* WHAT YOU ARE ASKED TO DO:
Pull every line containing "title" from the entries.

* PROVIDED RECORDS:
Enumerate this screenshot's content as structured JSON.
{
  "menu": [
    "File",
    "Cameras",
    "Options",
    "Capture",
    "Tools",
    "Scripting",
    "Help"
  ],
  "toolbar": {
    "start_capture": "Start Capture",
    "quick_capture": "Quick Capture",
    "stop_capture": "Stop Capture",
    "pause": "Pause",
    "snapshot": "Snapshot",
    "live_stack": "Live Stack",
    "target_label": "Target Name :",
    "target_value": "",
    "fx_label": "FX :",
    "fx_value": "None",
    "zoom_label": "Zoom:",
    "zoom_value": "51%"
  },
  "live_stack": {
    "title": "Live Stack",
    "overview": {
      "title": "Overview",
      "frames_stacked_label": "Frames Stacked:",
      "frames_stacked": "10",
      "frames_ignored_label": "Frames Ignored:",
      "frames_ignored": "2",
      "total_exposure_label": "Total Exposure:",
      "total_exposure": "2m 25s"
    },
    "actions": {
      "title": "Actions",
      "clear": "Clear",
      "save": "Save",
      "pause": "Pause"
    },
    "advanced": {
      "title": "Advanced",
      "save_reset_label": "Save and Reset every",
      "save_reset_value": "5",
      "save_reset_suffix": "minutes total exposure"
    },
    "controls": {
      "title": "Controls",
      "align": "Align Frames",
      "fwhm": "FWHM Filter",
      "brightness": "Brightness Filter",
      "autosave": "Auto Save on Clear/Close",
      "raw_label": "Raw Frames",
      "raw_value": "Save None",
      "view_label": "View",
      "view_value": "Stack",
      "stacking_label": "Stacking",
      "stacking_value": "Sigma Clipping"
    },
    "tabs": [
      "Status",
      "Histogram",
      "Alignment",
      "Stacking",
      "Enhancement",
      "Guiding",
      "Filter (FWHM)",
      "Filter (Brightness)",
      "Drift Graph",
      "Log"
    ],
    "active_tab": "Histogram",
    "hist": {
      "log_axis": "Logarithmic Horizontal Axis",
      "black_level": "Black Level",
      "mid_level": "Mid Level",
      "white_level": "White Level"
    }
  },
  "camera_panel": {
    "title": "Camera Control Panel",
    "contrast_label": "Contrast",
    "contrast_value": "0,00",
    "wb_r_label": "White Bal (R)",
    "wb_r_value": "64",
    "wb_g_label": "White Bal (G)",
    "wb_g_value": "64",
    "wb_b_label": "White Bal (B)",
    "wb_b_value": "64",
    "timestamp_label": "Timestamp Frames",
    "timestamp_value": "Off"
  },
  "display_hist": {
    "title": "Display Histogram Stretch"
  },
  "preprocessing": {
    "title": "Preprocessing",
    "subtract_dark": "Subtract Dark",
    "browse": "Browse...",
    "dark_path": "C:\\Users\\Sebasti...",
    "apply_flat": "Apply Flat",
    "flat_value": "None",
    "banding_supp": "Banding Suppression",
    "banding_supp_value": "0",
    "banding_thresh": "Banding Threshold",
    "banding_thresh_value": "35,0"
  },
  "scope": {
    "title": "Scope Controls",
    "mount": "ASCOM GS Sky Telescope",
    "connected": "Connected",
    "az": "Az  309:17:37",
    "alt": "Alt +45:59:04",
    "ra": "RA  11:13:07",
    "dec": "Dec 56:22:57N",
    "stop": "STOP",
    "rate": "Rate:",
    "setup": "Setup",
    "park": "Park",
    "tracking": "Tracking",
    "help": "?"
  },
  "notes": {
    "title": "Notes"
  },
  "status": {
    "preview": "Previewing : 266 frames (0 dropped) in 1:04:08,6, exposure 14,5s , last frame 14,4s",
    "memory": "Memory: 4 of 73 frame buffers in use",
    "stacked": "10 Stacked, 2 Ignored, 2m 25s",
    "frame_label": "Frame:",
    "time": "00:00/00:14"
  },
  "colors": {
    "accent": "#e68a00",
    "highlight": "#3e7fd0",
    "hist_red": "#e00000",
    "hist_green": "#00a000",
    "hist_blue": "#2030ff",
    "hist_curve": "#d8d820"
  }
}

* ANSWER BELOW:
    "title": "Live Stack",
      "title": "Overview",
      "title": "Actions",
      "title": "Advanced",
      "title": "Controls",
    "title": "Camera Control Panel",
    "title": "Display Histogram Stretch"
    "title": "Preprocessing",
    "title": "Scope Controls",
    "title": "Notes"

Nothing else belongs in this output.